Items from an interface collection

<<<<

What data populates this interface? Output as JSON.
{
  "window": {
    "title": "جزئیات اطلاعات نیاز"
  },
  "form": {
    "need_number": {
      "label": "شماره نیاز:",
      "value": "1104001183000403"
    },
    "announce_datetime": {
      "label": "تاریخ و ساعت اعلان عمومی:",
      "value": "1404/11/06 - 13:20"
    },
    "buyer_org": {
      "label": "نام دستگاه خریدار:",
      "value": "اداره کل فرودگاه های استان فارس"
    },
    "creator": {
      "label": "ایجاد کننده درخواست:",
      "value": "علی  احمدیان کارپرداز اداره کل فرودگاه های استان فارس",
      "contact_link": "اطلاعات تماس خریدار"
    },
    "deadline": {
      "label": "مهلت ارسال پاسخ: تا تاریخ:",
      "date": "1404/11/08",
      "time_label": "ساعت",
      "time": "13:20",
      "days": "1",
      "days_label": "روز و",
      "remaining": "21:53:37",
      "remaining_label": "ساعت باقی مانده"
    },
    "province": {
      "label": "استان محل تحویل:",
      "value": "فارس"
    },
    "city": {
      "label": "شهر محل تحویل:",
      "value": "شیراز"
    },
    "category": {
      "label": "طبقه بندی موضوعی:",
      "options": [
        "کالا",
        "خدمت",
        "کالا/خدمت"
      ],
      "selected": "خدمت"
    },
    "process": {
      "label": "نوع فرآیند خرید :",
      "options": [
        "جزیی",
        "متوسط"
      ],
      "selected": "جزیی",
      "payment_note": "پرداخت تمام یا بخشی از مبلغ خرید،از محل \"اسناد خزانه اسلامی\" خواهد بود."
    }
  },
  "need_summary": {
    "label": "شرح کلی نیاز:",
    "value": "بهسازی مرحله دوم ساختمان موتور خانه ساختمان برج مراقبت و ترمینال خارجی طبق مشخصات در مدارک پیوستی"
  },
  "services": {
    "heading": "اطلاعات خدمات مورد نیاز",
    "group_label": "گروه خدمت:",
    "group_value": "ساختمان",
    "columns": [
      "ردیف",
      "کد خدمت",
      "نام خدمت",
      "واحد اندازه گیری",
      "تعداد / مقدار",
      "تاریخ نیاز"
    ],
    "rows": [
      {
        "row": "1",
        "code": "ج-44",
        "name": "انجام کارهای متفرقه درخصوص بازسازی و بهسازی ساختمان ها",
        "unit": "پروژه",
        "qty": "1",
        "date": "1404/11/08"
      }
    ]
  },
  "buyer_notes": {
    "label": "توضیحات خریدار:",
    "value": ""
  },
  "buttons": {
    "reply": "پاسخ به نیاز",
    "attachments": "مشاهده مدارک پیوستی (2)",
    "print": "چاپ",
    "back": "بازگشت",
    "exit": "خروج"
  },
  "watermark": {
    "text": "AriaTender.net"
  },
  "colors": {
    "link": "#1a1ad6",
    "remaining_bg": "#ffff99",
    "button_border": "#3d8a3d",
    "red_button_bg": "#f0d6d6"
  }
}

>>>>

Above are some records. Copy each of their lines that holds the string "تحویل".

      "label": "استان محل تحویل:",
      "label": "شهر محل تحویل:",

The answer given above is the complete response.